At Twobo, we are helping organizations in all industries ensure that their Identity Management (IdM) services can secure on-premises systems as well as public, private, and hybrid clouds. We deliver this help in the following ways:

  1. Advice, knowledge, and expertise gained from years of developing and supporting IAM systems and from working w/ numerous organizations worldwide in the adoption of cloud computing.
  2. Pre-integrated, best of breed software from leading vendors in the field of cloud security, including Ping Identity, Axiomatics, UnboundID, and others.
  3. Integration of these and other applications into world-class production systems that scale to millions of users and thousands of apps.
  4. Management and support services needed to ensure peak performance of the critical cloud identity management solutions organization create from such knowledge and products.

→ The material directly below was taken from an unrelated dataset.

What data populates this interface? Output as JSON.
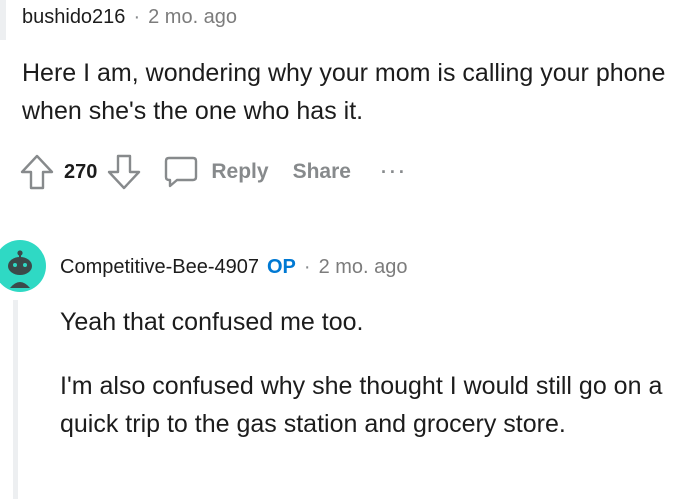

Our years of experience building software in high-security industries have conditioned the way we think about mobile and the cloud. Our deep knowledge of digital identity coupled with our past experiences allows us to help organizations that are struggling to overcome the risks associated with today's hyper distributed software systems. By meeting with over a hundred organizations in all industries around the world in the last two years alone, we have seen the common struggles resulting from cloud and mobile computing adoption. We have helped these companies overcome the barriers, and have devised workable solutions based on exclusive knowledge and partnerships with specialized security software vendors that address the security concerns of the cloud's naysayers.

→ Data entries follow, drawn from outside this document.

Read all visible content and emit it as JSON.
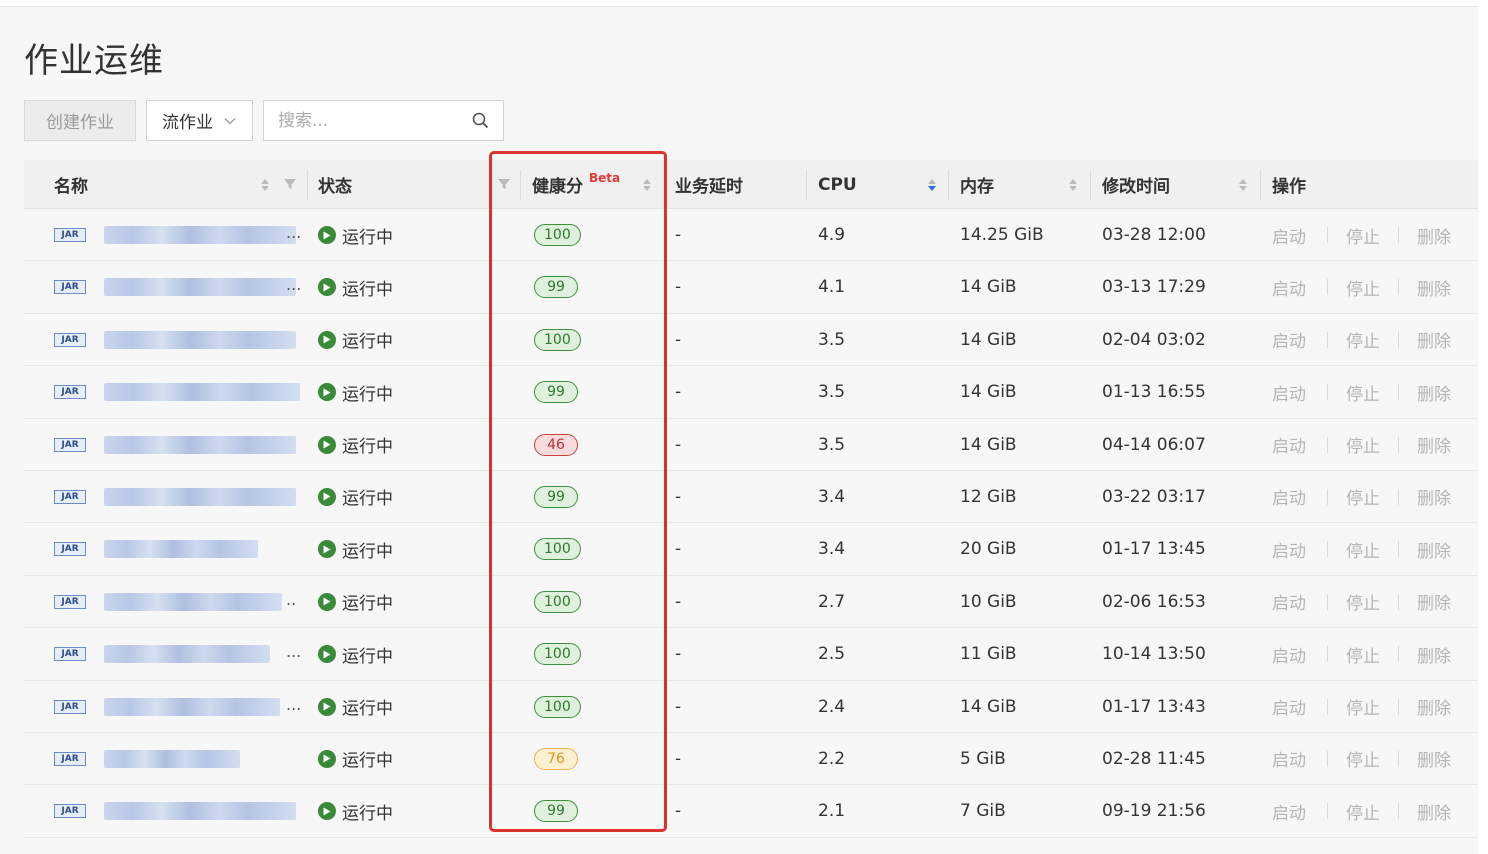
{
  "page": {
    "title": "作业运维"
  },
  "toolbar": {
    "create_label": "创建作业",
    "type_select_value": "流作业",
    "search_placeholder": "搜索..."
  },
  "table": {
    "columns": {
      "name": "名称",
      "status": "状态",
      "health": "健康分",
      "health_tag": "Beta",
      "latency": "业务延时",
      "cpu": "CPU",
      "memory": "内存",
      "modified": "修改时间",
      "actions": "操作"
    },
    "job_type_tag": "JAR",
    "status_running": "运行中",
    "action_start": "启动",
    "action_stop": "停止",
    "action_delete": "删除",
    "rows": [
      {
        "health": "100",
        "health_level": "good",
        "latency": "-",
        "cpu": "4.9",
        "memory": "14.25 GiB",
        "modified": "03-28 12:00",
        "ellipsis": "..."
      },
      {
        "health": "99",
        "health_level": "good",
        "latency": "-",
        "cpu": "4.1",
        "memory": "14 GiB",
        "modified": "03-13 17:29",
        "ellipsis": "..."
      },
      {
        "health": "100",
        "health_level": "good",
        "latency": "-",
        "cpu": "3.5",
        "memory": "14 GiB",
        "modified": "02-04 03:02",
        "ellipsis": ""
      },
      {
        "health": "99",
        "health_level": "good",
        "latency": "-",
        "cpu": "3.5",
        "memory": "14 GiB",
        "modified": "01-13 16:55",
        "ellipsis": ""
      },
      {
        "health": "46",
        "health_level": "bad",
        "latency": "-",
        "cpu": "3.5",
        "memory": "14 GiB",
        "modified": "04-14 06:07",
        "ellipsis": ""
      },
      {
        "health": "99",
        "health_level": "good",
        "latency": "-",
        "cpu": "3.4",
        "memory": "12 GiB",
        "modified": "03-22 03:17",
        "ellipsis": ""
      },
      {
        "health": "100",
        "health_level": "good",
        "latency": "-",
        "cpu": "3.4",
        "memory": "20 GiB",
        "modified": "01-17 13:45",
        "ellipsis": ""
      },
      {
        "health": "100",
        "health_level": "good",
        "latency": "-",
        "cpu": "2.7",
        "memory": "10 GiB",
        "modified": "02-06 16:53",
        "ellipsis": ".."
      },
      {
        "health": "100",
        "health_level": "good",
        "latency": "-",
        "cpu": "2.5",
        "memory": "11 GiB",
        "modified": "10-14 13:50",
        "ellipsis": "..."
      },
      {
        "health": "100",
        "health_level": "good",
        "latency": "-",
        "cpu": "2.4",
        "memory": "14 GiB",
        "modified": "01-17 13:43",
        "ellipsis": "..."
      },
      {
        "health": "76",
        "health_level": "warn",
        "latency": "-",
        "cpu": "2.2",
        "memory": "5 GiB",
        "modified": "02-28 11:45",
        "ellipsis": ""
      },
      {
        "health": "99",
        "health_level": "good",
        "latency": "-",
        "cpu": "2.1",
        "memory": "7 GiB",
        "modified": "09-19 21:56",
        "ellipsis": ""
      }
    ]
  },
  "colors": {
    "good_bg": "#dff0dc",
    "good_border": "#3f8f3f",
    "good_text": "#2f7a2f",
    "bad_bg": "#fbdcdc",
    "bad_border": "#c94040",
    "bad_text": "#c03030",
    "warn_bg": "#fdf0d2",
    "warn_border": "#e9b450",
    "warn_text": "#d99a20",
    "highlight": "#d9322f",
    "running": "#3a8a3a"
  }
}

In our upcoming blog posts, we'll explain more about how we're helping our customers and share more about our experiences building secure information systems. Till then, please feel free to contact us, leave a comment, or DM us on Twitter to find out more about how we can help you secure the cloud and your mobile apps.

Enveloping the Cloud in Your IAM Cocoon

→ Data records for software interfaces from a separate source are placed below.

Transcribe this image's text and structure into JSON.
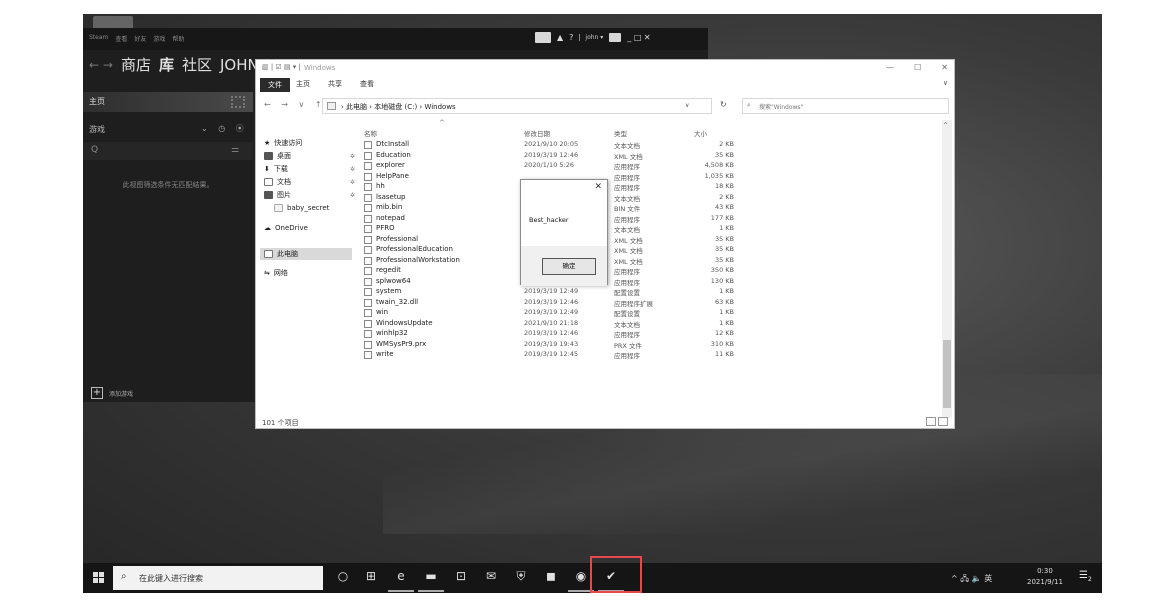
{
  "steam": {
    "menu": [
      "Steam",
      "查看",
      "好友",
      "游戏",
      "帮助"
    ],
    "user": "john ▾",
    "window_controls": "_ □ ✕",
    "nav_arrows": "← →",
    "nav": [
      "商店",
      "库",
      "社区",
      "JOHN"
    ],
    "home": "主页",
    "games_label": "游戏",
    "games_controls": "⌄ ◷ ⦿",
    "search_icon": "Q",
    "filter_icon": "⚌",
    "no_match": "此视图筛选条件无匹配结果。",
    "add_game": "添加游戏"
  },
  "explorer": {
    "quick_access": "▥ | ☑ ▤ ▾ |",
    "title": "Windows",
    "window_controls": [
      "—",
      "☐",
      "✕"
    ],
    "ribbon_tabs": [
      "文件",
      "主页",
      "共享",
      "查看"
    ],
    "ribbon_chevron": "∨",
    "nav_buttons": "← → ∨ ↑",
    "breadcrumb": "›  此电脑  ›  本地磁盘 (C:)  ›  Windows",
    "address_dropdown": "∨",
    "refresh": "↻",
    "search_icon": "⌕",
    "search_placeholder": "搜索\"Windows\"",
    "nav_items": [
      "快速访问",
      "桌面",
      "下载",
      "文档",
      "图片",
      "baby_secret",
      "OneDrive",
      "此电脑",
      "网络"
    ],
    "pin": "✲",
    "sort_arrow": "^",
    "columns": [
      "名称",
      "修改日期",
      "类型",
      "大小"
    ],
    "scroll_up": "^",
    "files": [
      {
        "name": "DtcInstall",
        "date": "2021/9/10 20:05",
        "type": "文本文档",
        "size": "2 KB"
      },
      {
        "name": "Education",
        "date": "2019/3/19 12:46",
        "type": "XML 文档",
        "size": "35 KB"
      },
      {
        "name": "explorer",
        "date": "2020/1/10 5:26",
        "type": "应用程序",
        "size": "4,508 KB"
      },
      {
        "name": "HelpPane",
        "date": "",
        "type": "应用程序",
        "size": "1,035 KB"
      },
      {
        "name": "hh",
        "date": "",
        "type": "应用程序",
        "size": "18 KB"
      },
      {
        "name": "lsasetup",
        "date": "",
        "type": "文本文档",
        "size": "2 KB"
      },
      {
        "name": "mib.bin",
        "date": "",
        "type": "BIN 文件",
        "size": "43 KB"
      },
      {
        "name": "notepad",
        "date": "",
        "type": "应用程序",
        "size": "177 KB"
      },
      {
        "name": "PFRO",
        "date": "",
        "type": "文本文档",
        "size": "1 KB"
      },
      {
        "name": "Professional",
        "date": "",
        "type": "XML 文档",
        "size": "35 KB"
      },
      {
        "name": "ProfessionalEducation",
        "date": "2019/3/19 12:46",
        "type": "XML 文档",
        "size": "35 KB"
      },
      {
        "name": "ProfessionalWorkstation",
        "date": "2019/3/19 12:46",
        "type": "XML 文档",
        "size": "35 KB"
      },
      {
        "name": "regedit",
        "date": "2019/3/19 12:45",
        "type": "应用程序",
        "size": "350 KB"
      },
      {
        "name": "splwow64",
        "date": "2020/1/10 5:26",
        "type": "应用程序",
        "size": "130 KB"
      },
      {
        "name": "system",
        "date": "2019/3/19 12:49",
        "type": "配置设置",
        "size": "1 KB"
      },
      {
        "name": "twain_32.dll",
        "date": "2019/3/19 12:46",
        "type": "应用程序扩展",
        "size": "63 KB"
      },
      {
        "name": "win",
        "date": "2019/3/19 12:49",
        "type": "配置设置",
        "size": "1 KB"
      },
      {
        "name": "WindowsUpdate",
        "date": "2021/9/10 21:18",
        "type": "文本文档",
        "size": "1 KB"
      },
      {
        "name": "winhlp32",
        "date": "2019/3/19 12:46",
        "type": "应用程序",
        "size": "12 KB"
      },
      {
        "name": "WMSysPr9.prx",
        "date": "2019/3/19 19:43",
        "type": "PRX 文件",
        "size": "310 KB"
      },
      {
        "name": "write",
        "date": "2019/3/19 12:45",
        "type": "应用程序",
        "size": "11 KB"
      }
    ],
    "status": "101 个项目"
  },
  "msgbox": {
    "close": "✕",
    "message": "Best_hacker",
    "ok": "确定"
  },
  "taskbar": {
    "search_icon": "⌕",
    "search_placeholder": "在此键入进行搜索",
    "tray": "^ 🖧 🔈 英",
    "time": "0:30",
    "date": "2021/9/11",
    "notification_icon": "☰",
    "notification_count": "2"
  }
}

Security is the primary concern when adopting cloud computingMore and more organizations are adopting cloud computing due to economic pressures, increasingly mobile workforces which require data access from anywhere, and other well known reasons. As AMD recently pointed out in their global study on the matter, the primary concerns adopters have is around security, as they depicted in a handy infographic. Security for the cloud has been the major critique since its inception. Due to the many successful uses of this new computing paradigm, even the skeptics are starting to change their tune.

As Richard Walters pointed out in his recent article on The Data Chain, "Extending security policy enforcement, access control and auditing is the best route to enabling BYOD and SaaS." I completely agree that organizations need to extend existing IAM procedures and infrastructure to encompass new cloud services in order to secure them. I presented on this very idea over a year ago for one of our partners, Ping Identity. As I said then, an important prerequisite to being able to expand entitlement management and audit solutions to the cloud is the extension of the other key components of identity management, namely authentication, federation, and provisioning. The combined use of all aspects of Identity and Access Management (IAM) help address many of the security issues w/ cloud computing and mobile computing.

To see how this cocoon can be spun around the cloud, let me describe how existing IAM capabilities can be used within this new form of computing.